You might even take precautions to avoid trampoline noise concerns entirely. You may maintain the tramp upright in addition to the normal maintenance you should conduct on it on a regular basis. The strain on the joints should be reduced as a result. You can keep the trampoline in good operating order for years with a little elbow grease.
What If My Trampoline Is Already Assembled And Squeaks?
Noisy trampolines may be aggravating; although some can be readily repaired, others might be difficult to pinpoint the cause of the noise.
Any noise created by the frame or springs might reverberate throughout the whole frame, possible to determine where it is originating from.
Noise is usually caused by:
- Dry steel on steel contact
- Tolerance of the join (the clearance between the steel surfaces)
- The join’s movement (transferred energy from when the trampoline is jumped on)
- Recheck or remove the following areas.
- First, try squirting some WD40 or another spray-on lubricant into the joints to lubricate them.
- Bounce the trampoline with the kids, then go around spraying additional WD40 on the trampoline frame joints while they’re jumping.
- Are all of the contact points on the leg bottom evenly loaded? (Each leg has two contact sites)
- Is there a point on the trampoline where the noise gets louder? This may aid in identifying the areas to focus on first.
- WD40 should be used to trace out the source of the noise before using a more permanent lubricant; the frame should be checked first, followed by the spring holes.

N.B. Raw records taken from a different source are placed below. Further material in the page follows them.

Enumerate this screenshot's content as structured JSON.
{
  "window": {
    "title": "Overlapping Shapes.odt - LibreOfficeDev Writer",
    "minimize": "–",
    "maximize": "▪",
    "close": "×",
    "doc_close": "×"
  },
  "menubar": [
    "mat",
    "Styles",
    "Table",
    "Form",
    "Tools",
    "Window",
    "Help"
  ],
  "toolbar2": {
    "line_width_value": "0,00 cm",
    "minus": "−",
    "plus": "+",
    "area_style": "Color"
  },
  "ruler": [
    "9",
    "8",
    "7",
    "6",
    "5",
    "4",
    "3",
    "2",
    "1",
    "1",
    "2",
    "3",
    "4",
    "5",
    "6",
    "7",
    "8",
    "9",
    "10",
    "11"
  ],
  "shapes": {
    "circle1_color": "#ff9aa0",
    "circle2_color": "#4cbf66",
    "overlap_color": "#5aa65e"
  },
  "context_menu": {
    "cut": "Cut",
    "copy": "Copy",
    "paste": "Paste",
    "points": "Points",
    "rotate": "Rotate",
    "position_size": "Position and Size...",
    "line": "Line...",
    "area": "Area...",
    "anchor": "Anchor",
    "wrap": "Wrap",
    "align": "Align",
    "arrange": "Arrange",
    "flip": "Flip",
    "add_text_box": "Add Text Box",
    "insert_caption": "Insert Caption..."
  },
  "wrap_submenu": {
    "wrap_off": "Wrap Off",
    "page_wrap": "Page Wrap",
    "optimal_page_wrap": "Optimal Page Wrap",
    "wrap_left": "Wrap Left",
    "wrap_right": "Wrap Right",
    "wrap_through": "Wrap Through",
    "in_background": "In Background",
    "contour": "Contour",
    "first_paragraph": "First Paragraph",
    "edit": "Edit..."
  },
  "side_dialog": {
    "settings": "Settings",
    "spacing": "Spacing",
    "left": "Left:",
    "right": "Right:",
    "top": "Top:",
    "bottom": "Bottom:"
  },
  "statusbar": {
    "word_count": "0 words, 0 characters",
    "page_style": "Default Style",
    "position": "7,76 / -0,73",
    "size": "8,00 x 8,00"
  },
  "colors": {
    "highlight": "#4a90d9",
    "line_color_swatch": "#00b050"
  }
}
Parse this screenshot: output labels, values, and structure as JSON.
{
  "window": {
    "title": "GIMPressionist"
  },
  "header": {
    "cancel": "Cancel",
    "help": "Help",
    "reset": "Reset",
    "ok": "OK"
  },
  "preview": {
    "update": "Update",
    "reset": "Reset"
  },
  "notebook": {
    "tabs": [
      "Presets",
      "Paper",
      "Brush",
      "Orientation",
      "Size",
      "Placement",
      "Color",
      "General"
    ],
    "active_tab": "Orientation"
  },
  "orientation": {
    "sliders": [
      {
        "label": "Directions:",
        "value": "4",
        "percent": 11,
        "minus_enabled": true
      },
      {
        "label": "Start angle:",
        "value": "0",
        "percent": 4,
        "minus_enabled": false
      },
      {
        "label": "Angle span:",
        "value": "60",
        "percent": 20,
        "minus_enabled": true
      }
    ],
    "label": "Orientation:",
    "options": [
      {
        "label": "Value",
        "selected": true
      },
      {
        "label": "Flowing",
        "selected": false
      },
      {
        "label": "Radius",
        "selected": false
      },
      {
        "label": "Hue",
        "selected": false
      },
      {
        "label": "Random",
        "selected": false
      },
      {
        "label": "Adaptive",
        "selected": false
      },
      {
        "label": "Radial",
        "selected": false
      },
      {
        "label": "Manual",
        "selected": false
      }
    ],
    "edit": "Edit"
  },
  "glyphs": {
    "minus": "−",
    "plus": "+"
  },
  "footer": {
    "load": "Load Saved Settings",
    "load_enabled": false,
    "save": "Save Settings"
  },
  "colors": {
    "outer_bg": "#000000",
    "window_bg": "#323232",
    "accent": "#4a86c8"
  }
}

- Remove one leg at a time and oil all of the joints before reinstalling. This prevents the trampoline from being pulled apart completely.
What If The Trampoline Is Still Noisy?
If the kids have jumped on after these inspections and the trampoline is still noisy, I’m afraid it’s necessary to remove the trampoline and inspect the frame joins, especially the square tube outer joiners, for burrs and wear patterns:
- Any high contact areas should be filed off if necessary, and all joints should be greased.
- Check the spring hole slots: if there is a lot of spring hole wear, the spring hook may no longer have clearance in the slot (the hook rubs strongly on each side of the hole if there is wear, and some of the slots may have raised burrs, which may be filed down).
- Only two persons I’m aware of have had to deconstruct the trampoline; everyone else has been OK with the spray.
Hopefully, the information in this post will assist you in achieving squeak-free leaping!